A: That was one of the things that we got excited about early on in the process was the possibility of doing this as a live audience multi-cam show but actually doing it outside, which no one has ever really done before. It’s on the studio backlot at Universal Studios, but it’s in back of a house and we have bleachers and an audience back there, and it’s really cool.

Q: Were there any challenges with filming that way and in a location like that?

A: Yeah, there were some challenges. Sound, obviously, was a big challenge with airplanes, helicopters and traffic noise. Weather, fortunately, really cooperated for us. We wrapped before we got all this rain, which was really fortunate and great. In general, I think it just gives the show this feeling of authenticity. You’re just kind of able to lose yourself in this a little more, I think.

Q: With the bar setting, would you consider this as kind of a modern take on ‘Cheers’?

A: Only really in the sense that they both take place in a bar. I think that the characters and their relationships are very different. Since that’s really the heart and soul of the show, I think, in some ways, it’s almost sort of superficially similar. I definitely kind of drew on ‘Cheers’ for inspiration in the sense that that was a place where people wanted to spend time, both the characters and the viewers. That was an atmosphere that I really wanted to try to create. Even if I didn’t want it to be like ‘Cheers,’ I wanted that same, ‘This is home,’ vibe.

Q: You’ve worked on shows like ‘New Girl.’ What have you learned working on your previous shows, and how have you carried those lessons into ‘Abby’s?’

A: You learn stuff every day. Every scene and every episode has new challenges. One of the most valuable things I’ve learned is that sitcoms, especially, are really about the performers. The writing — to the extent that it can be good or bad — is about really serving the talent and platforming your performers. We just have this incredible cast — Natalie Morales, Neil Flynn (of ‘Scrubs’ and ‘The Middle), Nelson Franklin, Jessica Chaffin — and I think that something I learned from past shows and brought into ‘Abby’s’ was that this is really about featuring their talent. I think the show will be successful because this cast is so wonderful.
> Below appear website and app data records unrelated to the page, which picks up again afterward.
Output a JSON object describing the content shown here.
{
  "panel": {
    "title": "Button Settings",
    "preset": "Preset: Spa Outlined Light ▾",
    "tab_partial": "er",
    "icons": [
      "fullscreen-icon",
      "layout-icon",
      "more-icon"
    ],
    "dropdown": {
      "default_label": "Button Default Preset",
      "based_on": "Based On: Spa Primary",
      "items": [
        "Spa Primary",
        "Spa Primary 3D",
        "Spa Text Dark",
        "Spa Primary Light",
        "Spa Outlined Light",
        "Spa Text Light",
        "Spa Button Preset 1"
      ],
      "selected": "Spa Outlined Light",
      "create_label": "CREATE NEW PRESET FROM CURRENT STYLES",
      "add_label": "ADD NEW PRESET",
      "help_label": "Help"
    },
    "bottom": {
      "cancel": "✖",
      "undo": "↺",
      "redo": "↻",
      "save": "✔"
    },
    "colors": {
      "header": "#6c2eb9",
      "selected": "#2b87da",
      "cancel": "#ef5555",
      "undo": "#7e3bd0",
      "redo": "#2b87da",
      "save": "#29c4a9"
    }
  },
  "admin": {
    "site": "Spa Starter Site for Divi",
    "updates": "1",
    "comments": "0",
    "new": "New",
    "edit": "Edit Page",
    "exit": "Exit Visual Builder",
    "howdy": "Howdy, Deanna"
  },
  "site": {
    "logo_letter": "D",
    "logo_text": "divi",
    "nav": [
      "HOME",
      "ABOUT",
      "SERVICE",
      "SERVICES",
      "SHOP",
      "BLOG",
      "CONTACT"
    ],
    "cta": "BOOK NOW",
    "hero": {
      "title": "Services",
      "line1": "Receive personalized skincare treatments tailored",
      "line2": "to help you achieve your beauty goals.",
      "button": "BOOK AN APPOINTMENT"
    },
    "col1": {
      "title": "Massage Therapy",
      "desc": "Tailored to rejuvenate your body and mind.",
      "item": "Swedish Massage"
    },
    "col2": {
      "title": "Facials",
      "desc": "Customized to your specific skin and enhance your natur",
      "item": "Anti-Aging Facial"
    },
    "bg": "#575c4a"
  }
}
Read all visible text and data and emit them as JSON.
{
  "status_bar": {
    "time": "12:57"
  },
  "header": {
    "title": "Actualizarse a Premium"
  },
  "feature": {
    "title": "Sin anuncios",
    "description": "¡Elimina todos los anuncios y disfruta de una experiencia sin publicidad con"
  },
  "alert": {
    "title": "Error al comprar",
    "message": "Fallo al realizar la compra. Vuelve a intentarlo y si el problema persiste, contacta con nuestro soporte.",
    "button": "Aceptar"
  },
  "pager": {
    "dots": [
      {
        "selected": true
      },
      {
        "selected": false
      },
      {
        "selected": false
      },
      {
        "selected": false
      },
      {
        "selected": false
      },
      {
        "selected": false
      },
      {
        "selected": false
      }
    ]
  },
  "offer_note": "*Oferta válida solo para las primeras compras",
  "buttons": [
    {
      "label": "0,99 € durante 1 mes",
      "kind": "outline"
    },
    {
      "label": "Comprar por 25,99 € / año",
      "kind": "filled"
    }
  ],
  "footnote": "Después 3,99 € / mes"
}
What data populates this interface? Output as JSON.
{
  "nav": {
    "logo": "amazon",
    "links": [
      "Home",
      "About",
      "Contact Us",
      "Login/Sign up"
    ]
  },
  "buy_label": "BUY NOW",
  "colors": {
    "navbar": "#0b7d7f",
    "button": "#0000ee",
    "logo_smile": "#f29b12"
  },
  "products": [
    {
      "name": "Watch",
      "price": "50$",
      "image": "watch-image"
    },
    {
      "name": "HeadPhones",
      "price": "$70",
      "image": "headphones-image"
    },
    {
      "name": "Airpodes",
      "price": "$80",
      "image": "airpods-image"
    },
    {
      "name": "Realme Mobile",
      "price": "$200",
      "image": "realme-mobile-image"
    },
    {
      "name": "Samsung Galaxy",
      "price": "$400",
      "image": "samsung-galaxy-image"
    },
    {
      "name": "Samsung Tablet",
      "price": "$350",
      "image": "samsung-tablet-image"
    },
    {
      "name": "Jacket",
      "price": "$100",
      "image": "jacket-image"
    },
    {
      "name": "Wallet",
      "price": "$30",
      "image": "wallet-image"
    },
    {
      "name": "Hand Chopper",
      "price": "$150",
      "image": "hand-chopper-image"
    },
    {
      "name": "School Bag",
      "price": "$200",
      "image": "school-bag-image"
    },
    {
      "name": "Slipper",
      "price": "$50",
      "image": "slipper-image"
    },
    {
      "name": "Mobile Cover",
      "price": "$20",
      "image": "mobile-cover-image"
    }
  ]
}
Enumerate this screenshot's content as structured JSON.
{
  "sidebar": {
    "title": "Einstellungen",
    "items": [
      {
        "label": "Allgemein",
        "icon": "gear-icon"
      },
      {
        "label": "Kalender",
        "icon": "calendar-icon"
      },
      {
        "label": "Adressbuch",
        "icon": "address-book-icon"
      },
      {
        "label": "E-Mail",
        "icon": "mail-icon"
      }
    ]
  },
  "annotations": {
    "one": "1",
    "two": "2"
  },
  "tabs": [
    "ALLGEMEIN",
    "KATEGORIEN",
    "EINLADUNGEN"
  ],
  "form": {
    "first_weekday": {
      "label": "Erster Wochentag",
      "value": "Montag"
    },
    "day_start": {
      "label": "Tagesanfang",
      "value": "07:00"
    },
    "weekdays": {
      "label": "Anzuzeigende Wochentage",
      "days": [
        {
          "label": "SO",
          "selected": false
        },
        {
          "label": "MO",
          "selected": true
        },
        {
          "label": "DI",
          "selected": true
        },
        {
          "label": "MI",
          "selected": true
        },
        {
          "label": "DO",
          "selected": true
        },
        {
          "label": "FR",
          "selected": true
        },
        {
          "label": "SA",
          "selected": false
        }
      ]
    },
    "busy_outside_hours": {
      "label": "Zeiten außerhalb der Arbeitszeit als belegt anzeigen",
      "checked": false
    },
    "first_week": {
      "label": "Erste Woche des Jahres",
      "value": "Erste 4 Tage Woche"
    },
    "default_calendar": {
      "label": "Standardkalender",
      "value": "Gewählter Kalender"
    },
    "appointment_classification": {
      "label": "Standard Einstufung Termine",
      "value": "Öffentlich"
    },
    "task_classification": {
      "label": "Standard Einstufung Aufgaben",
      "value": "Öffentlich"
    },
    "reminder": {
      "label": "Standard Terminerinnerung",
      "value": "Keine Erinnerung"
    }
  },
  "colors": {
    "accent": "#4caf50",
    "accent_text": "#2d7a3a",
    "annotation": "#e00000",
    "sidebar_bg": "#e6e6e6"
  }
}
It’s not about you or the scripts, necessarily. It’s about these incredible actors and the characters that they bring to life.

Q: Abby is an openly bisexual lead character. What led you to that choice?

A: Really, it grew out of Natalie Morales identifying as queer and openly bisexual. It kind of grew out of conversations I had with her about what that’s like. We decided together that would be an interesting thing to bring to Abby and would open up areas and opportunities. When Natalie and I discussed it, and she was not only comfortable but also excited about portraying a bisexual character, I thought that was interesting and made sense for the character, so we ran with it.

Q: Why do you choose to produce sitcoms? Why have they stood the test of time for audiences?

A: I think that they become friends that we want to spend time with, and it’s a world in which we want to spend time. I think that’s why they’re so durable. If we’ve had a hard day, they help us kind of unwind, relax and make sense of the world a little bit. I think that’s what we’re really trying to do with ‘Abby’s’ is just provide this great, laid-back, fun place that you get to spend time and hang out with these great characters. ... It’s a place where a lot of points of view are welcome and people can relax over a drink and have a good time.